§ **What to do**
Keep only the lines of the data below that contain "Eigenschaften", and copy them.

..............................

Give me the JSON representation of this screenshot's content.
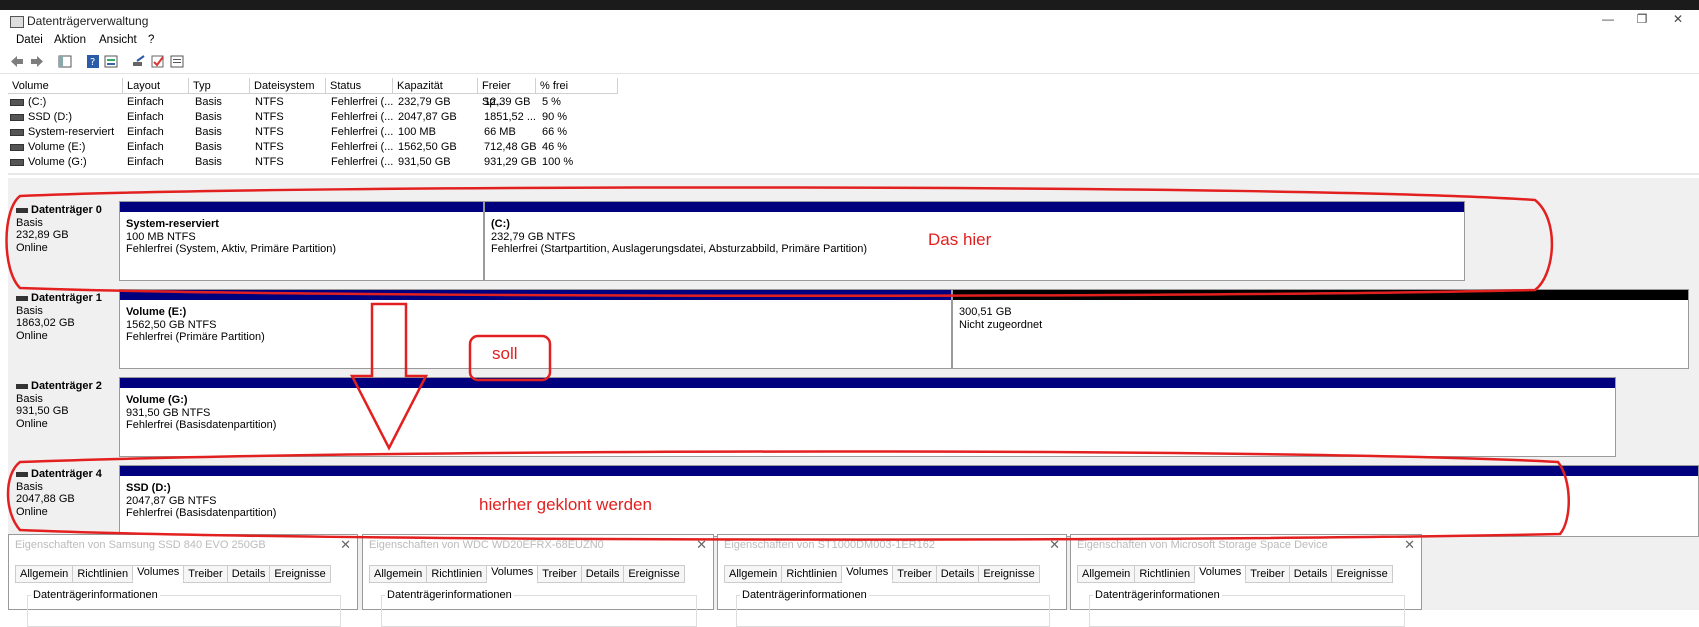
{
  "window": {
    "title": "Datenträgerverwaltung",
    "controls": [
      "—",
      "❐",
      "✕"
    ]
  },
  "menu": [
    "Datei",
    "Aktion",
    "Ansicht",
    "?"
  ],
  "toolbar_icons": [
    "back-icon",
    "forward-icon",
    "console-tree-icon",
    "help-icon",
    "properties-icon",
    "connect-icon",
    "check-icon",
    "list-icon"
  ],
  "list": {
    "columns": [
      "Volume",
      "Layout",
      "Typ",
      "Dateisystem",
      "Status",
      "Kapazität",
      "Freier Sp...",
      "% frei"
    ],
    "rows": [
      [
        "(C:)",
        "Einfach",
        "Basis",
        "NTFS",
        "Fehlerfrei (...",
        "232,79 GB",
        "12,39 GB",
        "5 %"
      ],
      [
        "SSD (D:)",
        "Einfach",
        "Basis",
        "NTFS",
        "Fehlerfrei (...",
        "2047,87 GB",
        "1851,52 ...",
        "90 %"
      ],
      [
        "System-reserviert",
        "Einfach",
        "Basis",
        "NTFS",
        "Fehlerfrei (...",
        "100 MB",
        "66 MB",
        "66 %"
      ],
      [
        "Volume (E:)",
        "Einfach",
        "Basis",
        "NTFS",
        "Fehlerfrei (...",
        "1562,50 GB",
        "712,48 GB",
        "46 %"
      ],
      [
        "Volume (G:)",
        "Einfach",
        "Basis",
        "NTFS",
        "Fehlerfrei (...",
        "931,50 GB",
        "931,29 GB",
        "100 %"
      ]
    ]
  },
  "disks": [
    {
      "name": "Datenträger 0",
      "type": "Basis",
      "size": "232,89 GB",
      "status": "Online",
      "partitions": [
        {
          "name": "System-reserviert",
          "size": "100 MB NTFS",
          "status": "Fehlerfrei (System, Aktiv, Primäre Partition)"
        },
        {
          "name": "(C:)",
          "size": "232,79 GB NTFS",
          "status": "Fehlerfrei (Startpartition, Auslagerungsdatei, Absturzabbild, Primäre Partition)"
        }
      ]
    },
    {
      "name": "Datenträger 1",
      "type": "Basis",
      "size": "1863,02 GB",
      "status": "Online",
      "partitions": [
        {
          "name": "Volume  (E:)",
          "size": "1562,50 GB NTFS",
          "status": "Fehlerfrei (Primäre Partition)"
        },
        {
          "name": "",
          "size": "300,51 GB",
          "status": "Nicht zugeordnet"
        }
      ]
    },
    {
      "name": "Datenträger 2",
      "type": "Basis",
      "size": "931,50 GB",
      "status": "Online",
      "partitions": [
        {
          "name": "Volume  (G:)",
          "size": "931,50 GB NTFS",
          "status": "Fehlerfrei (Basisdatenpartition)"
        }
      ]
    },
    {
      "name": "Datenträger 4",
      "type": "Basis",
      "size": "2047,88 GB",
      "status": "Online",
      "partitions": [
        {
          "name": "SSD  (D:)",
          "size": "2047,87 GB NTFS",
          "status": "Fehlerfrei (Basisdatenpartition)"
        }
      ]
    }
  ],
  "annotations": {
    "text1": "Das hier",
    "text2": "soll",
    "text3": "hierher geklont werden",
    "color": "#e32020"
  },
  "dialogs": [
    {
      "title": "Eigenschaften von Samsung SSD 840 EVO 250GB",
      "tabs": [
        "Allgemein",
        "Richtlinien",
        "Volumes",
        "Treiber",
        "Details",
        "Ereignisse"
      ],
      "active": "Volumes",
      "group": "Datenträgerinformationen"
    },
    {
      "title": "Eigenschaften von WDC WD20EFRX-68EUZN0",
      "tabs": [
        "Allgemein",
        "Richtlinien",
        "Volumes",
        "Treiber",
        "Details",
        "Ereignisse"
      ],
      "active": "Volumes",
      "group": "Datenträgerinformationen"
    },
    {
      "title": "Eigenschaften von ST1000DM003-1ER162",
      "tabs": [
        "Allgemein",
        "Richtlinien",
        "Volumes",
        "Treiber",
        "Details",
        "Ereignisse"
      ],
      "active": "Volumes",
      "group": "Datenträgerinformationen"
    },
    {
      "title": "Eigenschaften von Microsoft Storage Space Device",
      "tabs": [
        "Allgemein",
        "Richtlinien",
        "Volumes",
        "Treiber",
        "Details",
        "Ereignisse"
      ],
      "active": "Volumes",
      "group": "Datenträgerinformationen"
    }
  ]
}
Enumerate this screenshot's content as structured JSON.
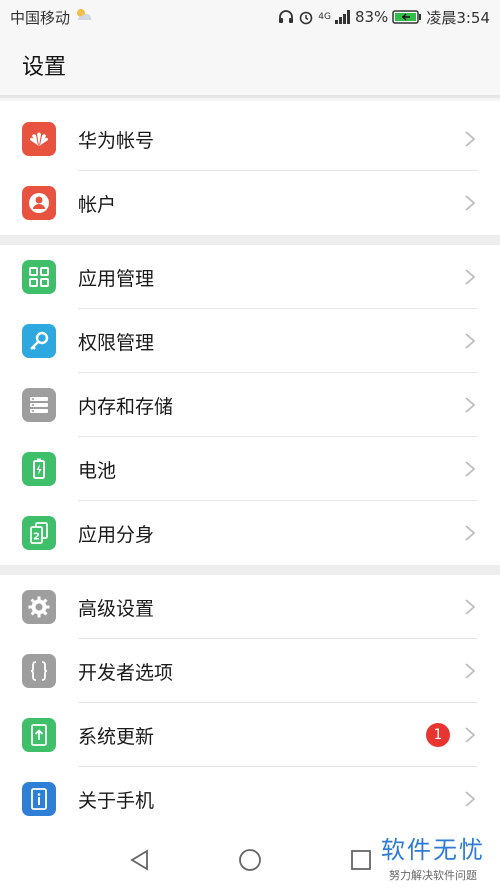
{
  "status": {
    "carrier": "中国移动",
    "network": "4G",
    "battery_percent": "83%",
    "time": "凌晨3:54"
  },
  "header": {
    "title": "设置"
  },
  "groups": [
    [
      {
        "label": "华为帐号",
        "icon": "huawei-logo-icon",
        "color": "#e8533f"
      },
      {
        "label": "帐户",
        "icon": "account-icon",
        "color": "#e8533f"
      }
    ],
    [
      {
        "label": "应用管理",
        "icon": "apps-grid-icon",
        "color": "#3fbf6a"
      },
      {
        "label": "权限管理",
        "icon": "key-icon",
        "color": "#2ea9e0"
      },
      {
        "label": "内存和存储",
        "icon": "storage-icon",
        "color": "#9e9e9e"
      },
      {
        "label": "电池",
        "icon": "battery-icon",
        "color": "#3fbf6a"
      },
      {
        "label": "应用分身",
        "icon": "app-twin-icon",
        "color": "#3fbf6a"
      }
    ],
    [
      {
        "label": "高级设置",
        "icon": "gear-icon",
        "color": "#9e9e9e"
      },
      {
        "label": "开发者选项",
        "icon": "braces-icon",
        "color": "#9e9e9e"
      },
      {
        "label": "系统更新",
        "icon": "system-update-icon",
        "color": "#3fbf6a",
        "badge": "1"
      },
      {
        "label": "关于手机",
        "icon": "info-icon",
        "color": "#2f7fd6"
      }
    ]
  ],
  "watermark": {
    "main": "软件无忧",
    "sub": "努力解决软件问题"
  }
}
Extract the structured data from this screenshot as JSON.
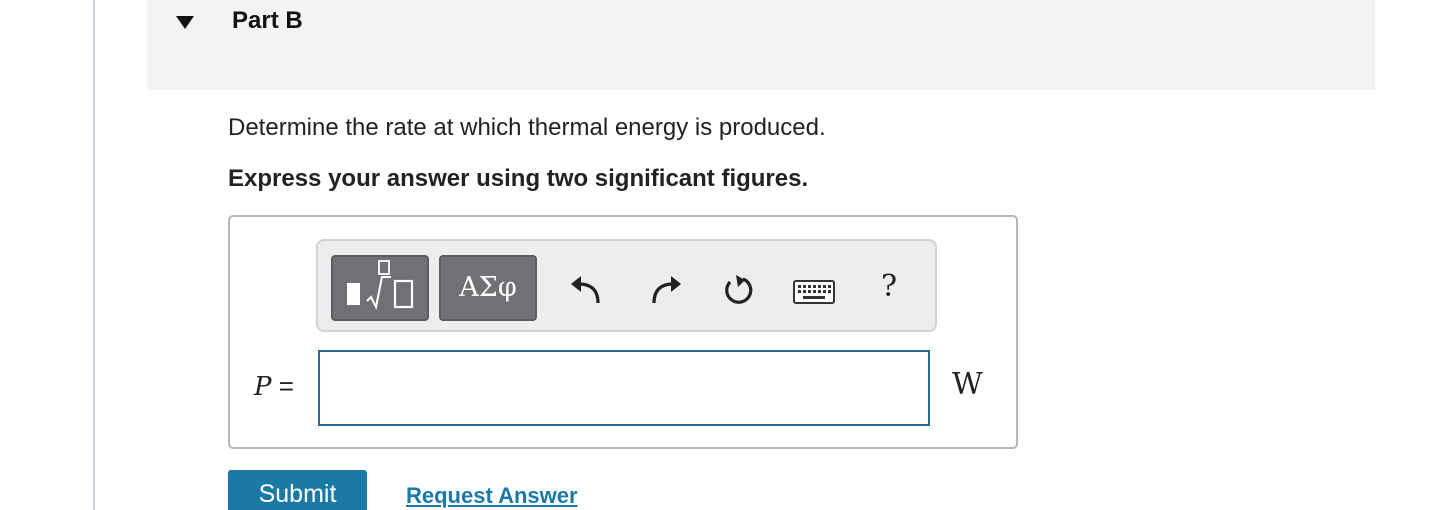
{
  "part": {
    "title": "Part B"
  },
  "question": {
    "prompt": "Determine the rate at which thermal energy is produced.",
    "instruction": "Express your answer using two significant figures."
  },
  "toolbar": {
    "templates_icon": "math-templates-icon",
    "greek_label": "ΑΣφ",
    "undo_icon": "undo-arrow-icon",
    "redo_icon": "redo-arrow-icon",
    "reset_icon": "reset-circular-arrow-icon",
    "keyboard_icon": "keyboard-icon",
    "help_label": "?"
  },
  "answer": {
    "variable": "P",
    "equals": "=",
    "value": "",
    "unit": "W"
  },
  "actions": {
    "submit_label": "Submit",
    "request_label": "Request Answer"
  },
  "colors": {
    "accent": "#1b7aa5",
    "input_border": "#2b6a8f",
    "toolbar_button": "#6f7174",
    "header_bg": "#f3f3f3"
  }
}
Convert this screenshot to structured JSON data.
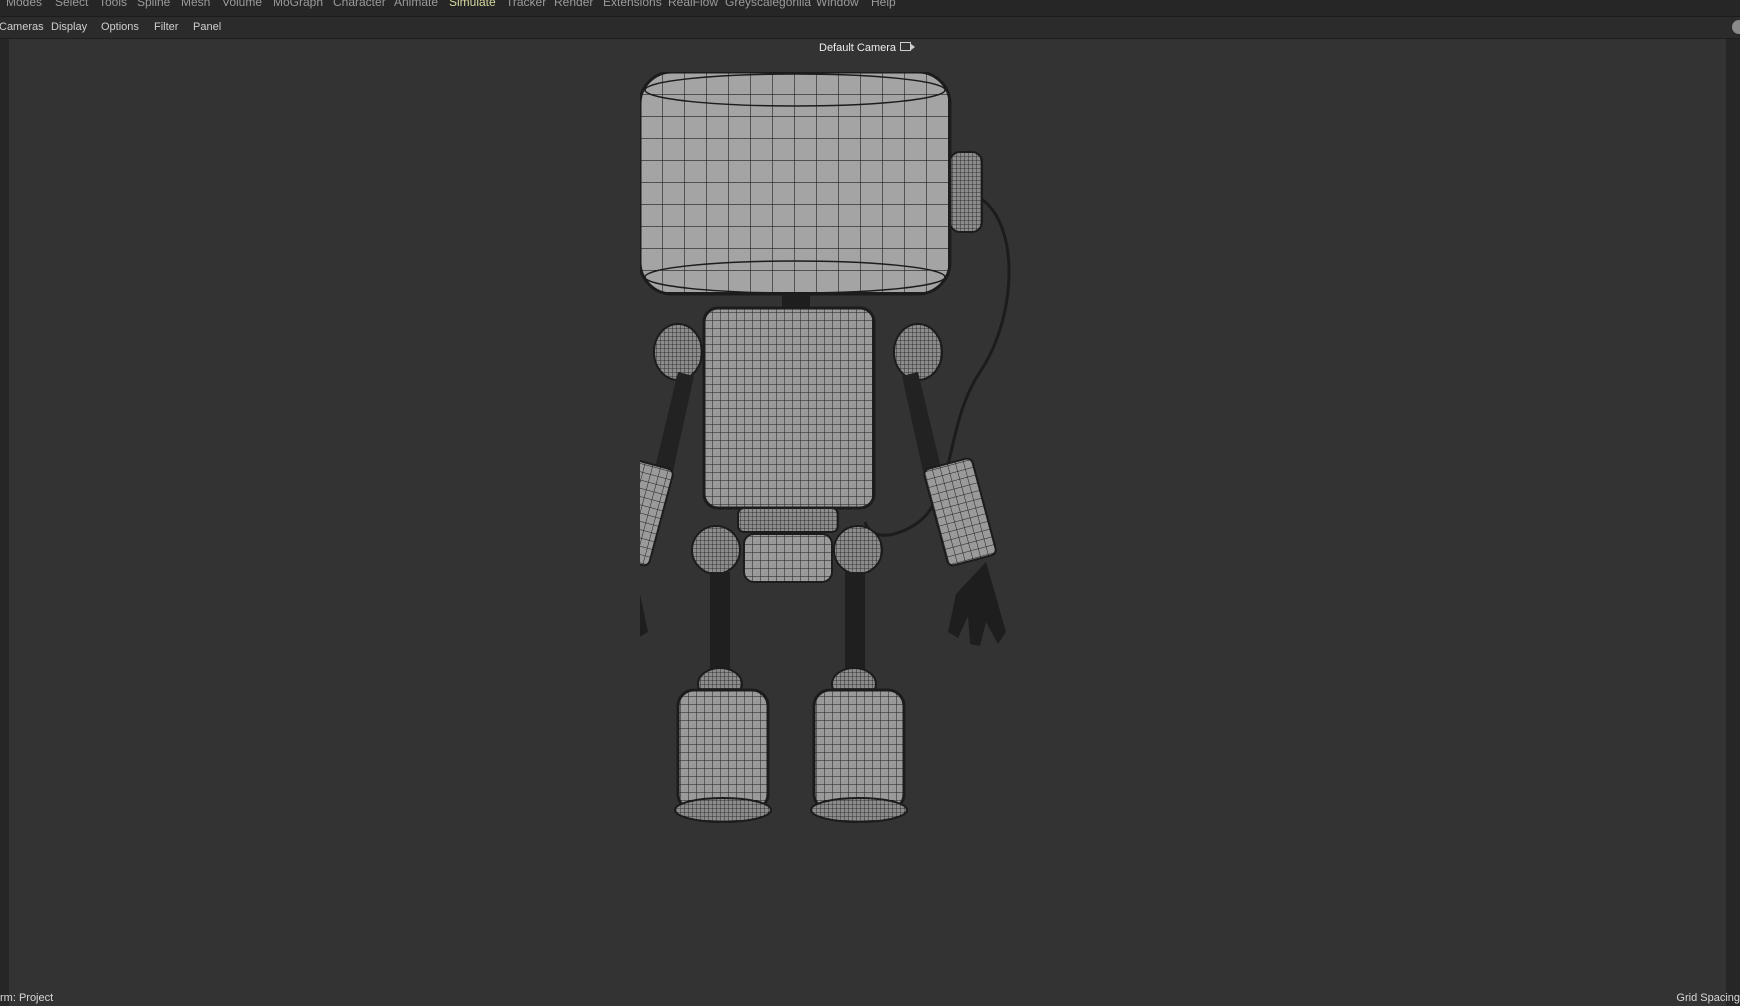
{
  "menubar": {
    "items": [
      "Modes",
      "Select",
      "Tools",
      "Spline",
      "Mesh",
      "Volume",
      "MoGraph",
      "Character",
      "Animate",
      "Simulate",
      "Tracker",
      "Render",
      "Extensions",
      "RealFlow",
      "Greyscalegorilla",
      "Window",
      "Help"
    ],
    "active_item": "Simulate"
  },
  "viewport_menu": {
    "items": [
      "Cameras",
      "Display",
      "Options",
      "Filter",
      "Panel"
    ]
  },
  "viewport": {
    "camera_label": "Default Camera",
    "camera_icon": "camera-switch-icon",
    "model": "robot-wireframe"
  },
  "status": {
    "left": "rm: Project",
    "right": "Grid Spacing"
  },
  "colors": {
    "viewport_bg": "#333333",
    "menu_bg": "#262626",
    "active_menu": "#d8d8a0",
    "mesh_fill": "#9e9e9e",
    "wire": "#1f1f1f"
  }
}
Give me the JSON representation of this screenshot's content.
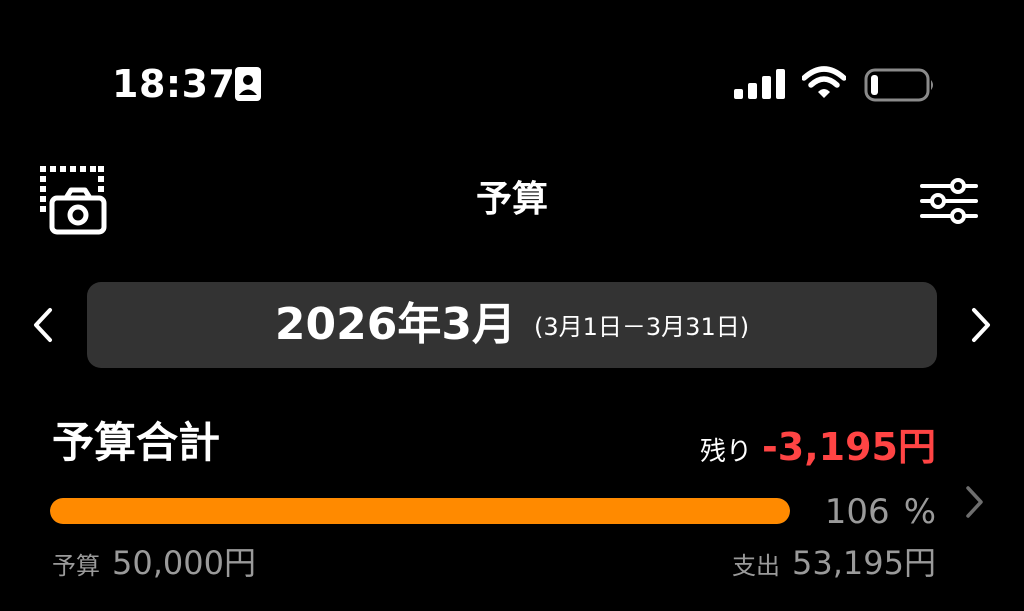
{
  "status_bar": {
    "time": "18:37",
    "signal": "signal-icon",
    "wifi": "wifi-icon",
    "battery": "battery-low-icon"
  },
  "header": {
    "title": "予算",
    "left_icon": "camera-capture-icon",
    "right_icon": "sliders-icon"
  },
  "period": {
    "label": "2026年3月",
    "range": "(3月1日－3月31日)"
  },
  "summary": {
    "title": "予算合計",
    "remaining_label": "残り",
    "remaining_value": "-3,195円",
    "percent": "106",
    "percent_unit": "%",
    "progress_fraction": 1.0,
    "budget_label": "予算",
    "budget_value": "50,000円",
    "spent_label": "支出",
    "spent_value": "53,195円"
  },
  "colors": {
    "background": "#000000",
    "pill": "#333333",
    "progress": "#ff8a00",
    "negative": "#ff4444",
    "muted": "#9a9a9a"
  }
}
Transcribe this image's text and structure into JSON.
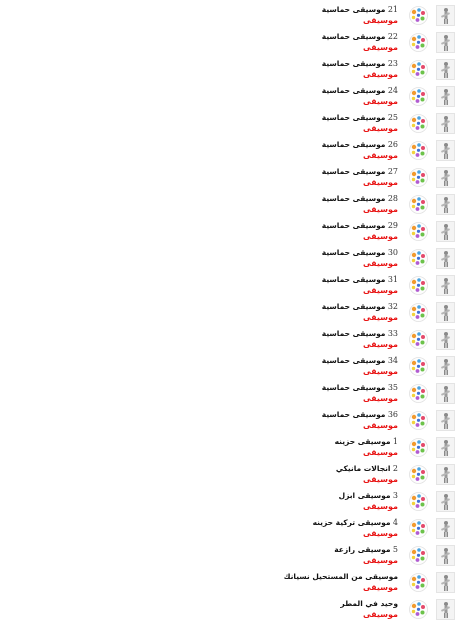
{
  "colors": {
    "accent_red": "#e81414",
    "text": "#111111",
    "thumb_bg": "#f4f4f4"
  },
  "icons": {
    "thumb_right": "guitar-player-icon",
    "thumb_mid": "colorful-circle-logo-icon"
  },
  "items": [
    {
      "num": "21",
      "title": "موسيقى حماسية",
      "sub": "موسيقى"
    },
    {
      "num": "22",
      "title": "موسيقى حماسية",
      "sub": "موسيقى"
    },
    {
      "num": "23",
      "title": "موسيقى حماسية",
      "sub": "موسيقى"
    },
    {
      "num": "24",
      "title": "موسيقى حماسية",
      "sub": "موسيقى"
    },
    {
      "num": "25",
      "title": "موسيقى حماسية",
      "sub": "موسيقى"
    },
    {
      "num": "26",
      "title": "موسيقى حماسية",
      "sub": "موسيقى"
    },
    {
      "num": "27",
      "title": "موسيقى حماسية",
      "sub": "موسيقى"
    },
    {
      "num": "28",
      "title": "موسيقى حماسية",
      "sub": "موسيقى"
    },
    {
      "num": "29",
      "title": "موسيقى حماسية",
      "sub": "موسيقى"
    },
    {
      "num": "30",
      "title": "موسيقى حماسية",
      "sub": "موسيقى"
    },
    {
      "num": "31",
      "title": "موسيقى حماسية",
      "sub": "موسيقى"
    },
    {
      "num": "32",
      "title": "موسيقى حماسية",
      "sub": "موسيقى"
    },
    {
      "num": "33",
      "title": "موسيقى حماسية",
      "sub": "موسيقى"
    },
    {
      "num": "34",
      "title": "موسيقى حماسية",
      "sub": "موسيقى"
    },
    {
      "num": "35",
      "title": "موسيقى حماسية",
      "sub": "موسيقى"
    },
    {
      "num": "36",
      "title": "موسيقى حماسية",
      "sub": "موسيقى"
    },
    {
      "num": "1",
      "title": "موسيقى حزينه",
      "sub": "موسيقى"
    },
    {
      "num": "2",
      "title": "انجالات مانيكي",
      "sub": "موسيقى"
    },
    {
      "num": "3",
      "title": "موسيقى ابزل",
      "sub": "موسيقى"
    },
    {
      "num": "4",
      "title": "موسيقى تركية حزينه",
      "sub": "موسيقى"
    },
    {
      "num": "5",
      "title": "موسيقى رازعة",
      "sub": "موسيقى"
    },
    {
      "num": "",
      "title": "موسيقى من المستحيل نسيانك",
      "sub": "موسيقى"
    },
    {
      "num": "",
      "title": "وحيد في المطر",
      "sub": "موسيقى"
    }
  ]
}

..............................

§ **Response area**
      "title": "Eigenschaften von Samsung SSD 840 EVO 250GB",
      "title": "Eigenschaften von WDC WD20EFRX-68EUZN0",
      "title": "Eigenschaften von ST1000DM003-1ER162",
      "title": "Eigenschaften von Microsoft Storage Space Device",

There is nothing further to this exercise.